[RECORD SET — start]

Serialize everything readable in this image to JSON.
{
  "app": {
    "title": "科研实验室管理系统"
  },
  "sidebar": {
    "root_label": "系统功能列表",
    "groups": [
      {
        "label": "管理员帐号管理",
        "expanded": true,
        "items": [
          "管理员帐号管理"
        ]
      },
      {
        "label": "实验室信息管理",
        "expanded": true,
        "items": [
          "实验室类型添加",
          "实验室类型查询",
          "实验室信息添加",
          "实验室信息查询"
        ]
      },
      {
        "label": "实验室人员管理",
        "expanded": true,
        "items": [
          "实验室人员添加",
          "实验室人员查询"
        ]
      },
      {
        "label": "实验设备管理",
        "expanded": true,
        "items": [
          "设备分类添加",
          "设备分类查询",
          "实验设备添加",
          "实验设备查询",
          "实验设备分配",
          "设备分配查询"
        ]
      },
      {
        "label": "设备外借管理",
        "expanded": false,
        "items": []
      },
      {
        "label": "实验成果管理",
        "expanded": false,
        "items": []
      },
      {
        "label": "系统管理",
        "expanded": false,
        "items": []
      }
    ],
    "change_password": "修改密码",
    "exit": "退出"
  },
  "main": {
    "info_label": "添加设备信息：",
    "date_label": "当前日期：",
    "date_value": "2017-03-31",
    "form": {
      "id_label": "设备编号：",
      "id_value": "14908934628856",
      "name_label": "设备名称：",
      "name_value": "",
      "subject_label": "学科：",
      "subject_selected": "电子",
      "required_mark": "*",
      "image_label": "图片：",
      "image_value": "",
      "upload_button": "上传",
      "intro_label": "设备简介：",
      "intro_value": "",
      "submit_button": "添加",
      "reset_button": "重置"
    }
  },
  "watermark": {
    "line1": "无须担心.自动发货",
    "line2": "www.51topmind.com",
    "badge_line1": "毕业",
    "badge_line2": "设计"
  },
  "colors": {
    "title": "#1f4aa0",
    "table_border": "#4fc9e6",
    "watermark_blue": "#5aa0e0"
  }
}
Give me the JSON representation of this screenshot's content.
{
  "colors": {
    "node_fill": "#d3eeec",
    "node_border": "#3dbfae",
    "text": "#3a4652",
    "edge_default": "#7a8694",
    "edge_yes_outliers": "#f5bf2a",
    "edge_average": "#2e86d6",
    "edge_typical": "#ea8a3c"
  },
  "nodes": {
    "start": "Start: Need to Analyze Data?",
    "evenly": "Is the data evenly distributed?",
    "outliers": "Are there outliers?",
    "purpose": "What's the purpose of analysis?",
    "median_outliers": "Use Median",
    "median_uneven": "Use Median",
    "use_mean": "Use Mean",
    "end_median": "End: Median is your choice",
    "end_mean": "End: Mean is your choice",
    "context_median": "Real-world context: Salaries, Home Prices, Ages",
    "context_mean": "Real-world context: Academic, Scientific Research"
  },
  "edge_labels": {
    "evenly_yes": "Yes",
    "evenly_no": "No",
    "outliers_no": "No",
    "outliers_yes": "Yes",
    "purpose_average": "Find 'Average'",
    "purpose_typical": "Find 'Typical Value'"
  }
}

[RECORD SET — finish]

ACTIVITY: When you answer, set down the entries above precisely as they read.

REPLY TO THE TASK:
Serialize everything readable in this image to JSON.
{
  "app": {
    "title": "科研实验室管理系统"
  },
  "sidebar": {
    "root_label": "系统功能列表",
    "groups": [
      {
        "label": "管理员帐号管理",
        "expanded": true,
        "items": [
          "管理员帐号管理"
        ]
      },
      {
        "label": "实验室信息管理",
        "expanded": true,
        "items": [
          "实验室类型添加",
          "实验室类型查询",
          "实验室信息添加",
          "实验室信息查询"
        ]
      },
      {
        "label": "实验室人员管理",
        "expanded": true,
        "items": [
          "实验室人员添加",
          "实验室人员查询"
        ]
      },
      {
        "label": "实验设备管理",
        "expanded": true,
        "items": [
          "设备分类添加",
          "设备分类查询",
          "实验设备添加",
          "实验设备查询",
          "实验设备分配",
          "设备分配查询"
        ]
      },
      {
        "label": "设备外借管理",
        "expanded": false,
        "items": []
      },
      {
        "label": "实验成果管理",
        "expanded": false,
        "items": []
      },
      {
        "label": "系统管理",
        "expanded": false,
        "items": []
      }
    ],
    "change_password": "修改密码",
    "exit": "退出"
  },
  "main": {
    "info_label": "添加设备信息：",
    "date_label": "当前日期：",
    "date_value": "2017-03-31",
    "form": {
      "id_label": "设备编号：",
      "id_value": "14908934628856",
      "name_label": "设备名称：",
      "name_value": "",
      "subject_label": "学科：",
      "subject_selected": "电子",
      "required_mark": "*",
      "image_label": "图片：",
      "image_value": "",
      "upload_button": "上传",
      "intro_label": "设备简介：",
      "intro_value": "",
      "submit_button": "添加",
      "reset_button": "重置"
    }
  },
  "watermark": {
    "line1": "无须担心.自动发货",
    "line2": "www.51topmind.com",
    "badge_line1": "毕业",
    "badge_line2": "设计"
  },
  "colors": {
    "title": "#1f4aa0",
    "table_border": "#4fc9e6",
    "watermark_blue": "#5aa0e0"
  }
}
Give me the JSON representation of this screenshot's content.
{
  "colors": {
    "node_fill": "#d3eeec",
    "node_border": "#3dbfae",
    "text": "#3a4652",
    "edge_default": "#7a8694",
    "edge_yes_outliers": "#f5bf2a",
    "edge_average": "#2e86d6",
    "edge_typical": "#ea8a3c"
  },
  "nodes": {
    "start": "Start: Need to Analyze Data?",
    "evenly": "Is the data evenly distributed?",
    "outliers": "Are there outliers?",
    "purpose": "What's the purpose of analysis?",
    "median_outliers": "Use Median",
    "median_uneven": "Use Median",
    "use_mean": "Use Mean",
    "end_median": "End: Median is your choice",
    "end_mean": "End: Mean is your choice",
    "context_median": "Real-world context: Salaries, Home Prices, Ages",
    "context_mean": "Real-world context: Academic, Scientific Research"
  },
  "edge_labels": {
    "evenly_yes": "Yes",
    "evenly_no": "No",
    "outliers_no": "No",
    "outliers_yes": "Yes",
    "purpose_average": "Find 'Average'",
    "purpose_typical": "Find 'Typical Value'"
  }
}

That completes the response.